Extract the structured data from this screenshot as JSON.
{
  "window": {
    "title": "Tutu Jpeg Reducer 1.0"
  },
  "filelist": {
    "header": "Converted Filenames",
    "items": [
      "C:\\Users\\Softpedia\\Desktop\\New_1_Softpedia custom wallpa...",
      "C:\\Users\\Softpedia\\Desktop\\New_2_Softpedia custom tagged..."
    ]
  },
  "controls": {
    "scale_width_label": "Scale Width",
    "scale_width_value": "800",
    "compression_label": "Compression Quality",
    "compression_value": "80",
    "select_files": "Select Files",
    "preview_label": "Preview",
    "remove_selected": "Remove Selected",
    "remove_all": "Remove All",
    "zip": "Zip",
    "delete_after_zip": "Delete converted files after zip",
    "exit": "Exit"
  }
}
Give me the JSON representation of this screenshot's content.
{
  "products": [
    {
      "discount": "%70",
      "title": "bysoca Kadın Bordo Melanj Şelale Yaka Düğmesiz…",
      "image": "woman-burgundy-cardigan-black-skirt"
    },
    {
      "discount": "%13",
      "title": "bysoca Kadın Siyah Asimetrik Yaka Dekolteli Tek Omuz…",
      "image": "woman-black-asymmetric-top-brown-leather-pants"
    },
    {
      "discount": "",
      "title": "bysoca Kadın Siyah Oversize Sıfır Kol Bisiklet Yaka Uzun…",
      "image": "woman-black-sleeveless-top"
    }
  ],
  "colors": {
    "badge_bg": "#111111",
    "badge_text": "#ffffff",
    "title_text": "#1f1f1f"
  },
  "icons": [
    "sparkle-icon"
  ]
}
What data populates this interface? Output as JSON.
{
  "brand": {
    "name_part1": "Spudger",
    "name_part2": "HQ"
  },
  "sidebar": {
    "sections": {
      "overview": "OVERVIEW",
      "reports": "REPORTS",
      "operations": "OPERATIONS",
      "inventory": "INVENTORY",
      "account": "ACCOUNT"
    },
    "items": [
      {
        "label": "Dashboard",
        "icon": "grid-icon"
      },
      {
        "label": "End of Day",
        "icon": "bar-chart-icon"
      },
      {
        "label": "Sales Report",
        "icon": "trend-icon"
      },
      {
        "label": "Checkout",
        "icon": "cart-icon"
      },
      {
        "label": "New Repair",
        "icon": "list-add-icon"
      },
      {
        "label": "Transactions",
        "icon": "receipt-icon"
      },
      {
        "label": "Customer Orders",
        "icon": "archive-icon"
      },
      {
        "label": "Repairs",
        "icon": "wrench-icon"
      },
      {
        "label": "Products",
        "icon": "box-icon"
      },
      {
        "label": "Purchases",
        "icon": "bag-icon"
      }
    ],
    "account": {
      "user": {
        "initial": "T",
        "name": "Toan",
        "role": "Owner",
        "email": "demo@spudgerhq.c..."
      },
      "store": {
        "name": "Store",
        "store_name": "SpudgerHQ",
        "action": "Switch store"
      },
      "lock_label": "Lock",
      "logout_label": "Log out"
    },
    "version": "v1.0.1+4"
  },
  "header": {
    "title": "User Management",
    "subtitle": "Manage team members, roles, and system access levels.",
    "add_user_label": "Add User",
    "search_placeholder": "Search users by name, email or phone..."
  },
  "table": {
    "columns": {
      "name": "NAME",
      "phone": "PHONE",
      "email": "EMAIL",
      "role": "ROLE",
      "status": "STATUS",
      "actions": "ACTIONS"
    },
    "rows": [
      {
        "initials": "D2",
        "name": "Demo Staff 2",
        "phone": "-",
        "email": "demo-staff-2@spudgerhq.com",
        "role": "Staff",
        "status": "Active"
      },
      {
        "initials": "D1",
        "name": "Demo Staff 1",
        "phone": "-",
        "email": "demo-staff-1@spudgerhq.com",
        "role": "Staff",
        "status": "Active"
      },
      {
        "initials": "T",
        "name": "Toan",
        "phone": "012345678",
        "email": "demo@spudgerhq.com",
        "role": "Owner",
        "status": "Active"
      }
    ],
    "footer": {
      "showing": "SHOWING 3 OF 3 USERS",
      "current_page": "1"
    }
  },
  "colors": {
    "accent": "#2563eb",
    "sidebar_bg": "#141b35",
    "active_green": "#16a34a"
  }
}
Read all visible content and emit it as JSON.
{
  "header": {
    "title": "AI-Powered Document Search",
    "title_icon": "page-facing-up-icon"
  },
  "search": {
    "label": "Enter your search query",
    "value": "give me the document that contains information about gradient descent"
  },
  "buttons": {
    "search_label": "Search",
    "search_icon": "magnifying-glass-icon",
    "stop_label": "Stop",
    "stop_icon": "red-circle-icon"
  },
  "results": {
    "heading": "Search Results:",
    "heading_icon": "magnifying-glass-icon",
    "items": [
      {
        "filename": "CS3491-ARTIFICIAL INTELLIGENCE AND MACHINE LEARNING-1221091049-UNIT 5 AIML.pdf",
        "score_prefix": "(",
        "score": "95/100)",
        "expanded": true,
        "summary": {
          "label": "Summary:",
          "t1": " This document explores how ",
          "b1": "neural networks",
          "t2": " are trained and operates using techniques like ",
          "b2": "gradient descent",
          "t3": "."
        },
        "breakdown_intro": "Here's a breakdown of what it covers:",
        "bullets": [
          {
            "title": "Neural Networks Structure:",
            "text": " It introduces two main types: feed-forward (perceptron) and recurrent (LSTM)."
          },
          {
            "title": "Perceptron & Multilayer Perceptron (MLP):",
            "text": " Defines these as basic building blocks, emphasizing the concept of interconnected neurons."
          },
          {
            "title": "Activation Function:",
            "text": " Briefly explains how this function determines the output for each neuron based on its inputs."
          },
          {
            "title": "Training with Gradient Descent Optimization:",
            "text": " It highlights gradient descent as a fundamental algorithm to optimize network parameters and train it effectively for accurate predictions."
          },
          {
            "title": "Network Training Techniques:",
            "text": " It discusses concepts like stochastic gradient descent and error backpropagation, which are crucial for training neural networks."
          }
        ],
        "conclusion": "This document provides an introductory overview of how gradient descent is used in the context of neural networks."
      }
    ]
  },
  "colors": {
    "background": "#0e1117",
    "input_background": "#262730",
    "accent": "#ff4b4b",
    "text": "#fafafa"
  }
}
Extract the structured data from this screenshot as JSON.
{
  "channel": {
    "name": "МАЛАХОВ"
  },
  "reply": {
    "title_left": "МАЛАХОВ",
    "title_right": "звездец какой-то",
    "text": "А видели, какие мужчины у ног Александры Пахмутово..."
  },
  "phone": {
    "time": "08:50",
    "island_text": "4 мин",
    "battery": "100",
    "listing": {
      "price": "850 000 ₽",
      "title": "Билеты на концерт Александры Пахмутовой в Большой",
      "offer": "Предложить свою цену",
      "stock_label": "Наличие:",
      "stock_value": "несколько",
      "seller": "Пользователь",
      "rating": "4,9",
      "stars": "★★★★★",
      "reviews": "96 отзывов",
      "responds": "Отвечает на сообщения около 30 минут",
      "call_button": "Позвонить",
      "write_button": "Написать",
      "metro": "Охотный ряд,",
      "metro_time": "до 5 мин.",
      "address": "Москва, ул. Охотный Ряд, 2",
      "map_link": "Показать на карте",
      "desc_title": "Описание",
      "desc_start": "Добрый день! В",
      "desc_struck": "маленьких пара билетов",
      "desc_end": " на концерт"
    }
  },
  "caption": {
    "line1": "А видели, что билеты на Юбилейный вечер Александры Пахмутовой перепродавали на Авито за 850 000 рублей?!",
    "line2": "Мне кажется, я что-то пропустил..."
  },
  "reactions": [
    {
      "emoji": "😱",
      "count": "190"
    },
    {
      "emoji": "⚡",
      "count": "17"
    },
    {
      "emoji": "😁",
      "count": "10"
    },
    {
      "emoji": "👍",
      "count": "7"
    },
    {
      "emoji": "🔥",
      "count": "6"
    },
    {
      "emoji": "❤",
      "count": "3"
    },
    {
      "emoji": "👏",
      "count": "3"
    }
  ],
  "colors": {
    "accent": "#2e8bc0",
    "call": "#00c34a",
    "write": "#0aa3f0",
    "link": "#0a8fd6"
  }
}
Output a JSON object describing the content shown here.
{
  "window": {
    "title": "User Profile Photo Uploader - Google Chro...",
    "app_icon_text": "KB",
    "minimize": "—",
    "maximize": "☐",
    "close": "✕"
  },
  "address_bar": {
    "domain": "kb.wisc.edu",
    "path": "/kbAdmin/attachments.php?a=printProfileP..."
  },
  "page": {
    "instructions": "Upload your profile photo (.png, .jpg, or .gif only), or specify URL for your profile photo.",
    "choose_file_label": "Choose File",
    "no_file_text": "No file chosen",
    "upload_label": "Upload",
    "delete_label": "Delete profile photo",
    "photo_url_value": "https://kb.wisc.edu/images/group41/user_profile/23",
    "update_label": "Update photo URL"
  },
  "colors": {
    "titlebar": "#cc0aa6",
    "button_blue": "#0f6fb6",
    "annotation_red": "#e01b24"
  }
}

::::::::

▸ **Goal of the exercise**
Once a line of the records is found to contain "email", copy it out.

▸ **Task answer**
        "email": "demo@spudgerhq.c..."
    "search_placeholder": "Search users by name, email or phone..."
      "email": "EMAIL",
        "email": "demo-staff-2@spudgerhq.com",
        "email": "demo-staff-1@spudgerhq.com",
        "email": "demo@spudgerhq.com",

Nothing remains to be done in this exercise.